As personalised mobile banking and other digital services become a top priority over traditional services, banks must begin to look internally at their organisational culture to meet the changing needs of their modern consumers. (It all starts with your talent!)
The people want personalised mobile banking. Let’s give it to them!
- 15% of consumers are now mobile dominant, up sharply from 10% just a year ago
- 75% of UK consumers view online banking availability as the most important quality their bank should offer
- 87% of UK consumers with personal bank accounts believe banking services should be personalised to individual users
Banks need to start to “think mobile-first, or else ”.
And, ‘Mobile-first’ doesn’t just mean offering your services on an app. It means embracing digital to create disruptive products.
Banks that fail to adapt to the digitalisation of financial services not only risk losing customers, but also the very talent that develops and embodies their services.
Demand for digital transformation talent:
As European retail banks that pursue a full digital transformation can realize improvements in earnings (before interest, taxes, depreciation, and amortization) of over 40% in the next five years, it’s no wonder these banks are beginning to understand that “digital transformation is no less than a revolution”.
“Right now, banks are all about hiring digital transformation specialists,” says Paul Bennie, managing director of recruitment firm Bennie MacLean. “It’s really taken off and there’s a very limited talent pool of people with the necessary combination of business expertise and technical knowledge.”
This revolution could cost traditional retail banks, who are failing to redefine their organisation culture, their most innovative, tech-savvy talent.
As our whitepaper“Employee Engagement: The Millenial Wave” puts it, today’s employees are working for “purpose, not pay check”. To win the war on talent, banks must start “offering the progressive and innovative environments that top candidates [and existing employees] expect”.
Ditching the brick and mortar bank
Digital-only banks, like Monzo and Starling, are structured around providing exemplary customer service through digital augmentation. These innovative services are right on trend with the growing demand for highly personalised, mobile financial services.
Not only do these banks share a knack for digital automation, they also all have a similar strategy – and it’s all about their people.
An organisational strategy shared by many of these small, new-wave banks is that having a diverse workplace spurs innovation and agile thinking. This helps them provide increasingly personalised banking services to their growing customer bases.
“A diverse workforce gives you the best chance of attracting and retaining the top talent from the widest pool possible”.
Starlings ’ commitment:
Fostering an “open, fair, respectful, brave and upbeat” organisational culture.
These firms use their relatively flat organisational structure and diverse talent pool to encourage collaboration and fast execution of innovative ideas, from all different backgrounds.
The result: constant brand development.
As digital bank Revolut , bluntly, puts it, “No corporate bullshit. No politics. No red tape”.
Evidently, the banks excelling atdigital augmentation are those excelling at creating an inclusive work environment where “everyone has a voice”.

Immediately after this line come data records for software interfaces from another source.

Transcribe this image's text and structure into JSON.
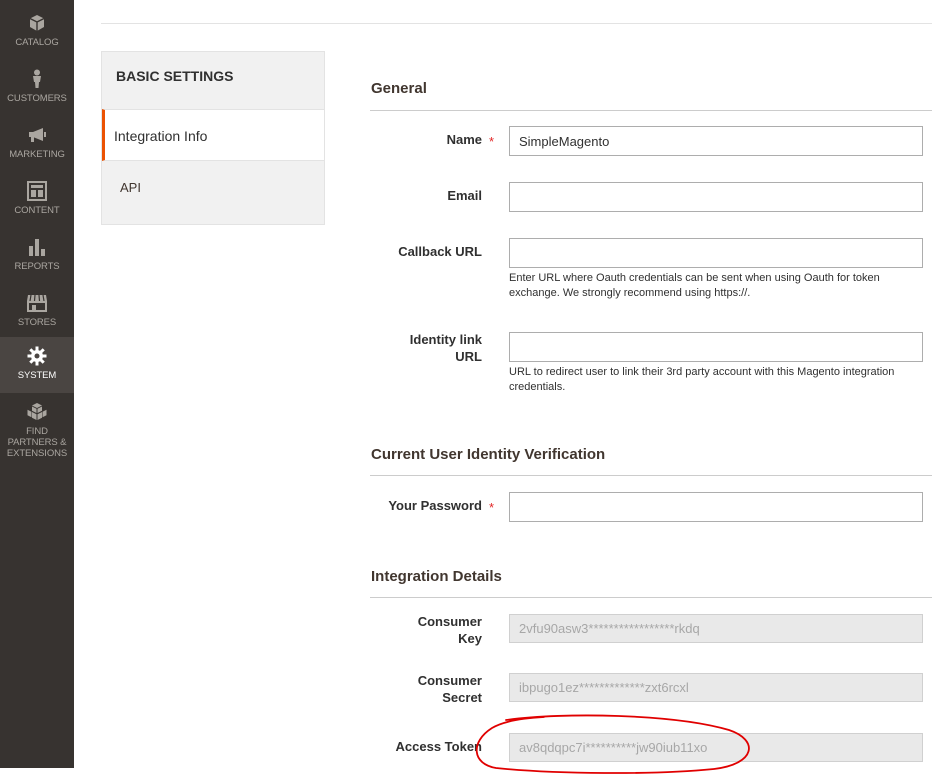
{
  "sidebar": {
    "items": [
      {
        "label": "CATALOG",
        "icon": "box-icon"
      },
      {
        "label": "CUSTOMERS",
        "icon": "person-icon"
      },
      {
        "label": "MARKETING",
        "icon": "megaphone-icon"
      },
      {
        "label": "CONTENT",
        "icon": "layout-icon"
      },
      {
        "label": "REPORTS",
        "icon": "bar-chart-icon"
      },
      {
        "label": "STORES",
        "icon": "storefront-icon"
      },
      {
        "label": "SYSTEM",
        "icon": "gear-icon"
      },
      {
        "label": "FIND PARTNERS & EXTENSIONS",
        "icon": "cubes-icon"
      }
    ],
    "active_index": 6
  },
  "tabs": {
    "title": "BASIC SETTINGS",
    "items": [
      {
        "label": "Integration Info",
        "active": true
      },
      {
        "label": "API",
        "active": false
      }
    ]
  },
  "general": {
    "title": "General",
    "name_label": "Name",
    "name_value": "SimpleMagento",
    "email_label": "Email",
    "email_value": "",
    "callback_label": "Callback URL",
    "callback_value": "",
    "callback_note": "Enter URL where Oauth credentials can be sent when using Oauth for token exchange. We strongly recommend using https://.",
    "identity_label_1": "Identity link",
    "identity_label_2": "URL",
    "identity_value": "",
    "identity_note": "URL to redirect user to link their 3rd party account with this Magento integration credentials."
  },
  "verification": {
    "title": "Current User Identity Verification",
    "password_label": "Your Password",
    "password_value": ""
  },
  "details": {
    "title": "Integration Details",
    "consumer_key_label_1": "Consumer",
    "consumer_key_label_2": "Key",
    "consumer_key_value": "2vfu90asw3*****************rkdq",
    "consumer_secret_label_1": "Consumer",
    "consumer_secret_label_2": "Secret",
    "consumer_secret_value": "ibpugo1ez*************zxt6rcxl",
    "access_token_label": "Access Token",
    "access_token_value": "av8qdqpc7i**********jw90iub11xo"
  },
  "colors": {
    "sidebar_bg": "#373330",
    "accent": "#eb5202",
    "required": "#e22626",
    "annotation": "#e00000"
  }
}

It’s time for a cultural cleanse:
We recommend that traditional banks begin looking at these new-wave, digital banks as examples of work environments that fosters game-changing, creative thinking.
Traditional banks must look toward the future of banking and consider how their employees play a role in shaping their mission.
It’s time to adapt your organisational culture, or risk falling behind.
Want to learn how to adapt? Get in touch with us at email@example.com,and together we can develop the culture your organisation needs!